“Sheena, thanks for being an understanding and patient therapist. Two thumbs up!!!”
“Thank you Charlotte!”
These are some of the appreciation notes written for our occupational therapists (OTs) in a week-long activity held in conjunction with Occupational Therapy Day on 11 January.
SPD has more than 40 OTs who support persons with disabilities in programmes and services offered at SPD as well as in the community.
Appreciation board at SPD Ability Centre
Appreciation boards were put up at our headquarters and satellite centres from 11 to 18 January for SPD staff, clients and caregivers to share notes of appreciation to our OTs. A series of videos were also shared with all colleagues to increase staff awareness about OTs’ role in assisting our clients in functioning more independently.
A client’s appreciation message to OT Sheena Astilla –
“Thanks for being an understanding and patient therapist. Two thumbs up!!!”
Tan Zhen Min, an OT who works with children and also an organising member of this year’s Occupational Therapy Day activities at SPD, shared some thoughts on her work. “Our transdisciplinary (trans-d) team of professionals including OTs, speech therapists, physiotherapists, psychologists, social workers and teachers work together to achieve the goals set for the children.”
OT Tan Zhen Min working with a client
“At times, the child doesn’t seem to improve, for example, in their handwriting and level of concentration, but we will strive on, continue to work with the child and parents and try other intervention methods.

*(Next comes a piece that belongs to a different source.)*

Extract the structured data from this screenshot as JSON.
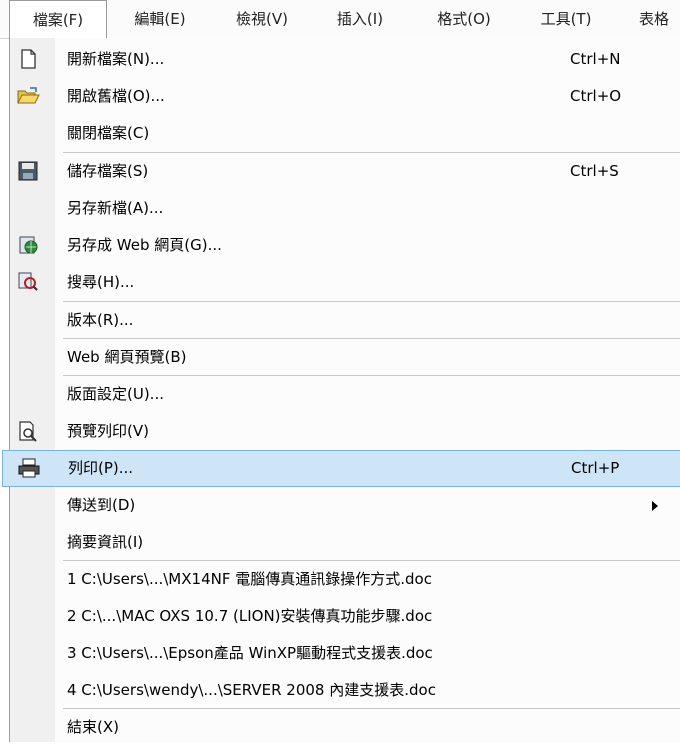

Hence, sharing and brainstorming sessions within the team help to put forth possible ways of intervention to help the child. It is satisfying when we see the child improve as that’s when we know that we have done something that makes a difference.”
Congenital and developmental conditions, injuries, illnesses or old age can affect one’s ability to perform day-to-day tasks independently. An OT works with persons of all ages, from children to seniors, to facilitate independent living, promoting integration and reintegration to society and improving an individual’s quality of life. Using activities to achieve specific goals, OTs develop, enhance and maintain a person’s capacity to perform the tasks and roles essential to daily living, such as self-care, work and social participation. The OTs could be working with the client on movement techniques such as getting out of bed, dressing and eating, or working with children on their hand-eye co-ordination which is essential for play and schoolwork. OTs will collaborate with clients and their family members to achieve the client-centred therapy goals. Besides conducting therapy, OTs also educate clients and caregivers on home programmes, home adaptions and assistive devices.
Here’s a glimpse of some of our OTs at work.
OT Mrinmoy Karmakar working with a senior client on motor skills
OT Dawn Ching engaging seniors with dementia in a game of “five-stones”
OT Charlotte Choo assisting a client in using a rollator